Observe that the joint PDF of (X,Y) can be written as
f(x,y)=12xy(1-x)=6x(1-x)*2y
for $$\displaystyle{x}\in{\left({0},{1}\right)}\ {\quad\text{and}\quad}\ {y}\in{\left({0},{1}\right)}$$, otherwise it is equal to zero. Since we have that $$\displaystyle{\int_{{{0}}}^{{{1}}}}{6}{x}{\left({1}-{x}\right)}{\left.{d}{x}\right.}={1}\ {\quad\text{and}\quad}\ {\int_{{{0}}}^{{{1}}}}{2}{y}{\left.{d}{y}\right.}={1}$$, these two function are in fact marginal functions of X and Y. Hence we have that

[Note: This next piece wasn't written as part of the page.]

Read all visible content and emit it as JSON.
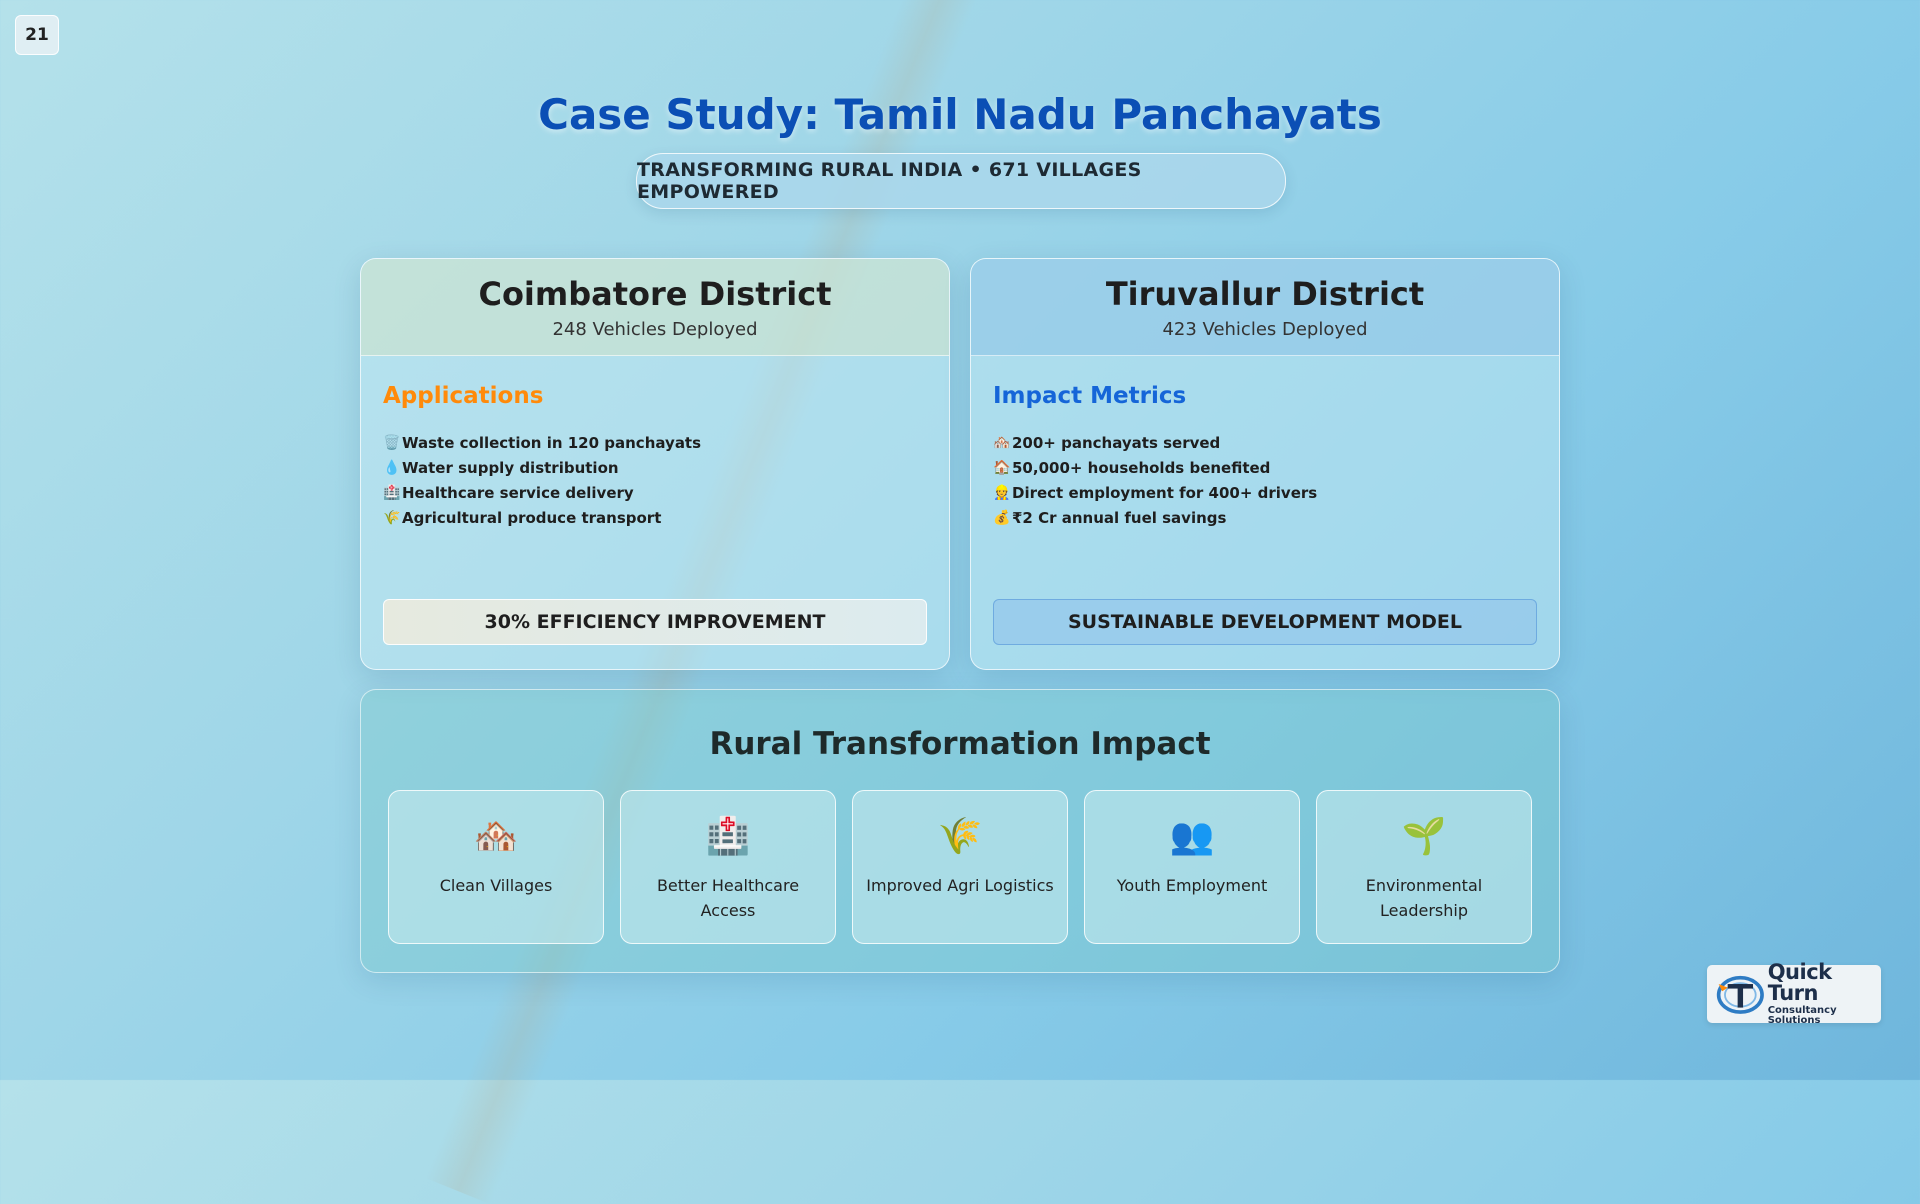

$$\displaystyle{{f}_{{{X}}}{\left({x}\right)}}={6}{x}{\left({1}-{x}\right)}$$
$$\displaystyle{{f}_{{{Y}}}{\left({y}\right)}}={2}{y}$$
and since the joint PDF factorizes, these random variables are independent.